After the breeding season, the Light-mantled Albatross disperses widely over the Southern Ocean. They travel northwards and can reach subtropical waters, depending on the pack ice expansion. They return to the colonies in September/October. Throughout the breeding season, the adults perform long-distance foraging trips, between 1500 and 2200 km from the breeding site. Short and longer foraging trips are performed alternately when they are feeding the chick.

The Light-mantled Albatross does not need to run for taking-off. It propels itself outwards from the steep slope where it is nesting. Its agile flight allows elaborated aerial courtship displays. This albatross is a graceful glider.

The breeding season occurs between September/October and May/June.
The Light-mantled Albatross often breeds solitary, but it can sometimes form very loose colonies. The nest-site is established on cliff ledges and steep slopes, usually backed by rock or earth.
Both adults build a low truncated cone-shaped nest with mud and plant materials.

The female lays one single white egg with darker spots. Male and female incubate during 63-71 days, with stints of 4-24 days. The downy chick is fed by regurgitation by both parents. It fledges between 140 and 170 days after hatching.

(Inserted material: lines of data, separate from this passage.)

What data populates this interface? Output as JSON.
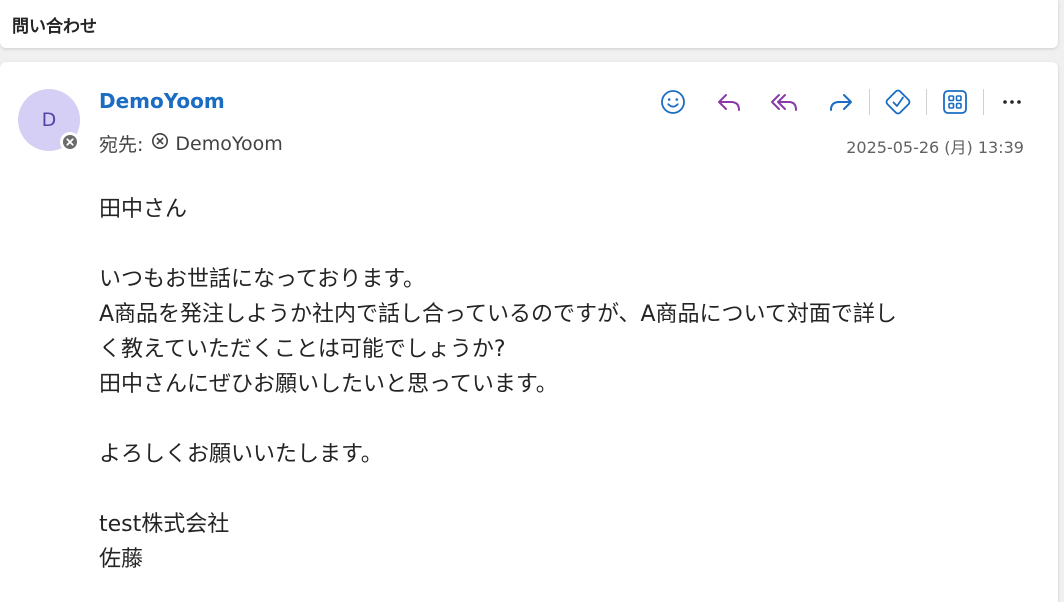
{
  "subject": {
    "title": "問い合わせ"
  },
  "message": {
    "avatar_initial": "D",
    "sender_name": "DemoYoom",
    "to_label": "宛先:",
    "recipient": "DemoYoom",
    "date": "2025-05-26 (月) 13:39",
    "body": {
      "greeting": "田中さん",
      "line1": "いつもお世話になっております。",
      "line2": "A商品を発注しようか社内で話し合っているのですが、A商品について対面で詳し",
      "line3": "く教えていただくことは可能でしょうか?",
      "line4": "田中さんにぜひお願いしたいと思っています。",
      "closing": "よろしくお願いいたします。",
      "company": "test株式会社",
      "name": "佐藤"
    }
  },
  "toolbar": {
    "icons": [
      "emoji-icon",
      "reply-icon",
      "reply-all-icon",
      "forward-icon",
      "tag-icon",
      "apps-icon",
      "more-icon"
    ]
  },
  "colors": {
    "accent": "#1a6dc2",
    "reply": "#8a3aa8",
    "avatar_bg": "#d5cff5"
  }
}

The Light-mantled Albatross is always threatened by interactions with long line fishing operations. The bird can be injured or killed by ingestion of baited hooks when following the fish boats. In the same way, they can be killed by drowning when they are dragged underwater by the heavy fishing gear.
Introduced cats and rats, and natural avian predators kill the chicks at nest. Adults are vulnerable to marine pollution and disturbances.
The Light-mantled Albatross is currently classified as Near Threatened.